I've found that some physicians mislead themselves (or perhaps are misled by others) to believe that dramatic change is one switch flip away; that setting up an EMR system will fix everything. Many other physicians recognize such systems are one ingredient in a larger recipe for change, and some of these ingredients consist of "old fashioned" changes to how workflow is performed in the office. Of course, our payment system needs to change, too. To be sure, I've seen physicians dramatically improve their care (not to mention reduce costs and maximize time) by making the most of their software solution.

It has been my experience that the very best EMR is only as good as what the user does with it. Many systems will reinforce good care practices, and some will help physicians avoid practicing poor care, but a lot of users simply rely on the software to automate bad habits. It just so happens that ALL software systems can do this if the user wants it to. lol

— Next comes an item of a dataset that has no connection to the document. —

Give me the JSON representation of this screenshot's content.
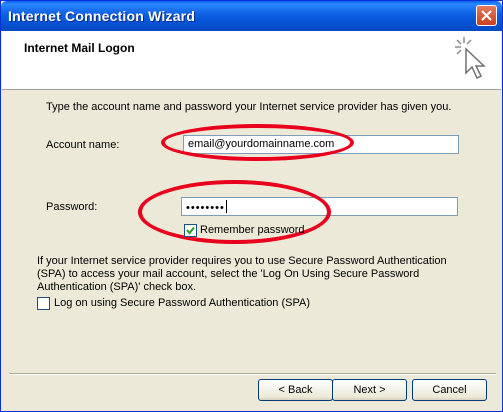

Physician Advice: If a software vendor (or any type of vendor, for that matter) promises that their solution will single-handedly solve all your problems with little or no effort on your part, run in the other direction. I wish things were so simple. The right software with the right user can really make a difference, but it will not by itself solve all of your issues.

EMR Software Guy,

Anonymous said...

Electronic Health Records allows patient to provide doctors with valuable health information that can help improve the quality of care that patient receives. Personal Health Records can help to reduce or eliminate duplicate tests and allow you to receive faster, safer treatment and care in an emergency and helps to play a more active role in yours and your loved ones’ healthcare.

Scott S said...

While electronic medical records have the potential to do these things, you seem to be ignoring the fact that as the study authors note "It really isn't going to change care by itself, it has to be implemented in a context in which people are trying to improve the quality of care." There are many other things that have great potential, but unless these are implemented in the context of actually using the records to improve care, then the reality is that it may just be a costly boondoggle for software companies, but do little to actually improve care. There are a number of examples where this argument has been proven, including in countries like Ireland where electronic medical records were mandated, but the promised improvements failed to materialize. Please make a distinction between promise and actual results -- the world is littered with history of failed promises, with only a handful of success stories.

electronic medical records said...

According to research, "electronic medical records would improve the quality of medical care in general, as well as for themselves and their families. They also believe these records would prevent unnecessary care and medical errors."